A question for you: what is the first stitch every knitter learns? Well that's a bit of a trick question since there are only two possible answers, a knit or a purl, but if I was to answer that I suppose I'd say most people learn the knit stitch first.
And now a 2nd question: can you name two stitch patterns using only knit stitches? This time there would be a few options to choose from, but here are two: if you were working in the round, you would probably be working in Stocking Stitch (or as they call it over here, Stockinette Stitch).
However, if you were working back-and-forth on straight needles, then that would most likely be Garter Stitch.
Every Row: Knit to end. Simple, easy, yet so versatile.
Garter Stitch is a dense, compact stitch which produces deep areas of colour with a wonderful stitch definition and texture. It can be worked all in one colour, but I think it really comes into its own when sections of Garter Stitch in different yarns are worked side-by-side. For example, in Anna's Patchwork Cushion, blocks of Garter Stitch in different colours co-ordinate to give a dynamic, modern result.
Garter Stitch is also absolutely gorgeous when worked in stripes. For example, in the Winsford Stroller Blanket above, the pattern features bands in solid and two-colour stripes. This is a variation of Garter Stitch called Wide Garter Columns from our book, Reversible Knitting Stitches, and it gives a wonderful blending of the two colours used in the pattern.
However, you don't need to work any variation of Garter Stitch for a striped pattern. At the top of this blogpost and in the photo above, you can see how well stripes work in the basic stitch. This is Anna's Ugly Blanket which has been worked in a variety of colours.
I love that name! It stems from an initial impression of some left-over yarns as they looked so unpromising when all mixed together in their basket. However, Garter Stitch came to the rescue and blended them perfectly in the finished blanket!
Garter Stitch has several other qualities too. Firstly, it is a reversible pattern, meaning that both sides look good so you don't have to choose which side is the "Right Side". In fact, it is one of those rare species: a truly reversible stitch, so both faces are identical.
One result of this reversibility is that Garter Stitch lies flat. I have written about this here and here, but to recap: knitwear has a tendency to curl when one side has more purl "bumps" than the other. The purl stitches push outwards and the result is a curl in the finished item. Sometimes this is desirable, such as when you want to make an easy roll-necked sweater. However, usually it is not a good feature.

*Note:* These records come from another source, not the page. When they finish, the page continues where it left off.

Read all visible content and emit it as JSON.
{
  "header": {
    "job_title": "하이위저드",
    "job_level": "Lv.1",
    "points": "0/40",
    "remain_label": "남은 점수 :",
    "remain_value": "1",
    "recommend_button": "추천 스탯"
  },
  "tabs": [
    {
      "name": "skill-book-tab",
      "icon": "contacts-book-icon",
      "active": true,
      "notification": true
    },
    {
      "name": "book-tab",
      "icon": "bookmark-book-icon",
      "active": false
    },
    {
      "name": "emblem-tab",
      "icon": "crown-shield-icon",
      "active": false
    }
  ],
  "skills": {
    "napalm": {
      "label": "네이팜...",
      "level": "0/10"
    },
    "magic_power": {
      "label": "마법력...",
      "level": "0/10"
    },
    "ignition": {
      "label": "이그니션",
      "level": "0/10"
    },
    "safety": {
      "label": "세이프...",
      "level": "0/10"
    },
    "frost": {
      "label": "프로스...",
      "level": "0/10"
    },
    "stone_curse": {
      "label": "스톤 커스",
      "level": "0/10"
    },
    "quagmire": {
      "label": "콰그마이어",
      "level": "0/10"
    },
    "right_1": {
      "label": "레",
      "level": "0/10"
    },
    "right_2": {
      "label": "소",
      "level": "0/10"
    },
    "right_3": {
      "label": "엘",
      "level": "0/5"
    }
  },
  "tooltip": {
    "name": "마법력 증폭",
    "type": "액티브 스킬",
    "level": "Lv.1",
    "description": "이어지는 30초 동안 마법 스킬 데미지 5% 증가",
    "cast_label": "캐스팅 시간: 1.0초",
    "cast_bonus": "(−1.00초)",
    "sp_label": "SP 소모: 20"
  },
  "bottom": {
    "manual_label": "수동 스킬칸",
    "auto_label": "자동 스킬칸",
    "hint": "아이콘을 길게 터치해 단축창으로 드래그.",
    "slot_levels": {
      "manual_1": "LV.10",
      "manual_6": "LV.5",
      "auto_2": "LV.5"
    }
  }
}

Garter Stitch is perfectly balanced with exactly the same number of purl "bumps" on both sides, so lays absolutely flat. This quality can be used for items that need to be level, such as rugs and hot pads. For example, in Anna's Quilted Hot Pads above, a T-shirting yarn has been used to make a pad with raised stitches over a Garter Stitch base giving a perfectly flat, insulated layer for your saucepans.
Another quality of Garter Stitch is that it tends to push out widthwise so can hold other designs open. In the Quilted Hot Pads, this is important so that the insulating ribs of the stitch are held securely in place.
In other patterns, small sections of Garter Stitch can be used to give warmth and texture to a design. I will come back to that next time and see how panels of Garter Stitch can be used in a baby blanket.
Meanwhile, if you have enjoyed seeing some of Anna's wonderful explorations of Garter Stitch, then please visit her website and read more about her new E-Book, Glorious Garter Stitch.
And if you would like to have your own copy of our book, Reversible Knitting Stitches, then please click here.
Until next time - Happy Knitting!
Last Blogpost: A return to winter and a new scarf
Next Up: Of tree branches and baby blankets
My Website: www.wyndlestrawdesigns.com
Anna's Website: www.kikuknits.com
Our book: Reversible Knitting Stitches
Anna's new E-Book: Glorious Garter Stitch